§ **YOUR INSTRUCTIONS**:
Copy each record exactly and skip its pictures.

==== DATA SUPPLIED ====

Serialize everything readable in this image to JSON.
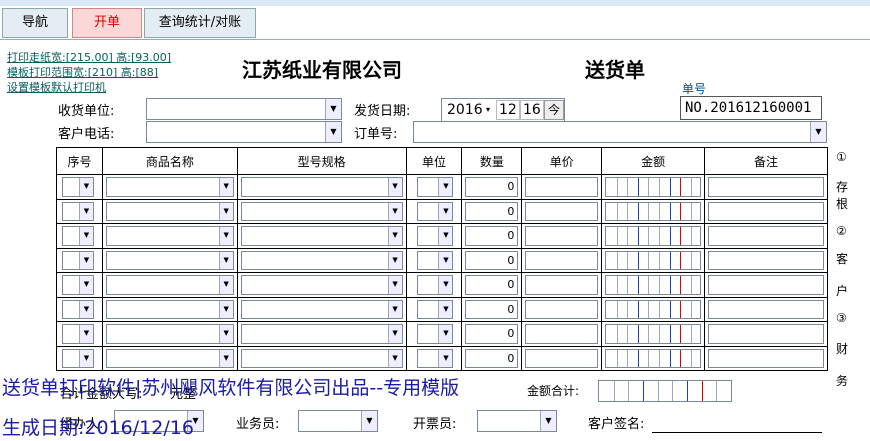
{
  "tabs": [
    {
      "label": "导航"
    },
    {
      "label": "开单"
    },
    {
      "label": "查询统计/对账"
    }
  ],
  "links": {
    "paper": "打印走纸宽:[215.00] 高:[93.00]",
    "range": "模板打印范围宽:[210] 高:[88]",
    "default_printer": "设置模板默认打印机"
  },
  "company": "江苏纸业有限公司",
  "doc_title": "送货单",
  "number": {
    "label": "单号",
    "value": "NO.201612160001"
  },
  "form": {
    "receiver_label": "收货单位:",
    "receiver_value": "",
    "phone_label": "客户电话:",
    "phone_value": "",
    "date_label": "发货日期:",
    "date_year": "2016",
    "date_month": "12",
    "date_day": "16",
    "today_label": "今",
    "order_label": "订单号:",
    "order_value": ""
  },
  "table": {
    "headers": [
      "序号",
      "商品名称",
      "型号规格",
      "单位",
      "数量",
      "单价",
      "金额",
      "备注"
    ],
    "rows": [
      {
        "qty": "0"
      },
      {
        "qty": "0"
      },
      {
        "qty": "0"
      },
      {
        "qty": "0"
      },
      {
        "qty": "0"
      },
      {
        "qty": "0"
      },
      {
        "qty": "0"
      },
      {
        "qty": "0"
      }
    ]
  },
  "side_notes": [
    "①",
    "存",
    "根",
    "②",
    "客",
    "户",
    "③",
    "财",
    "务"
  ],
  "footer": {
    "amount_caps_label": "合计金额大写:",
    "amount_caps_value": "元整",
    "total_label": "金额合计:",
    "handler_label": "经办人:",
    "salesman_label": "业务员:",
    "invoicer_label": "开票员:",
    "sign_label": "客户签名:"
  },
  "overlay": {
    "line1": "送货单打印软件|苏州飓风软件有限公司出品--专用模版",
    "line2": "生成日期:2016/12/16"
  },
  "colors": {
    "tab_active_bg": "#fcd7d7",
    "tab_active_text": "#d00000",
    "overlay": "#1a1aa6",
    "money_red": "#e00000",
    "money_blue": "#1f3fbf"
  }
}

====

§ **EXERCISE ANSWER**:
Serialize everything readable in this image to JSON.
{
  "tabs": [
    {
      "label": "导航"
    },
    {
      "label": "开单"
    },
    {
      "label": "查询统计/对账"
    }
  ],
  "links": {
    "paper": "打印走纸宽:[215.00] 高:[93.00]",
    "range": "模板打印范围宽:[210] 高:[88]",
    "default_printer": "设置模板默认打印机"
  },
  "company": "江苏纸业有限公司",
  "doc_title": "送货单",
  "number": {
    "label": "单号",
    "value": "NO.201612160001"
  },
  "form": {
    "receiver_label": "收货单位:",
    "receiver_value": "",
    "phone_label": "客户电话:",
    "phone_value": "",
    "date_label": "发货日期:",
    "date_year": "2016",
    "date_month": "12",
    "date_day": "16",
    "today_label": "今",
    "order_label": "订单号:",
    "order_value": ""
  },
  "table": {
    "headers": [
      "序号",
      "商品名称",
      "型号规格",
      "单位",
      "数量",
      "单价",
      "金额",
      "备注"
    ],
    "rows": [
      {
        "qty": "0"
      },
      {
        "qty": "0"
      },
      {
        "qty": "0"
      },
      {
        "qty": "0"
      },
      {
        "qty": "0"
      },
      {
        "qty": "0"
      },
      {
        "qty": "0"
      },
      {
        "qty": "0"
      }
    ]
  },
  "side_notes": [
    "①",
    "存",
    "根",
    "②",
    "客",
    "户",
    "③",
    "财",
    "务"
  ],
  "footer": {
    "amount_caps_label": "合计金额大写:",
    "amount_caps_value": "元整",
    "total_label": "金额合计:",
    "handler_label": "经办人:",
    "salesman_label": "业务员:",
    "invoicer_label": "开票员:",
    "sign_label": "客户签名:"
  },
  "overlay": {
    "line1": "送货单打印软件|苏州飓风软件有限公司出品--专用模版",
    "line2": "生成日期:2016/12/16"
  },
  "colors": {
    "tab_active_bg": "#fcd7d7",
    "tab_active_text": "#d00000",
    "overlay": "#1a1aa6",
    "money_red": "#e00000",
    "money_blue": "#1f3fbf"
  }
}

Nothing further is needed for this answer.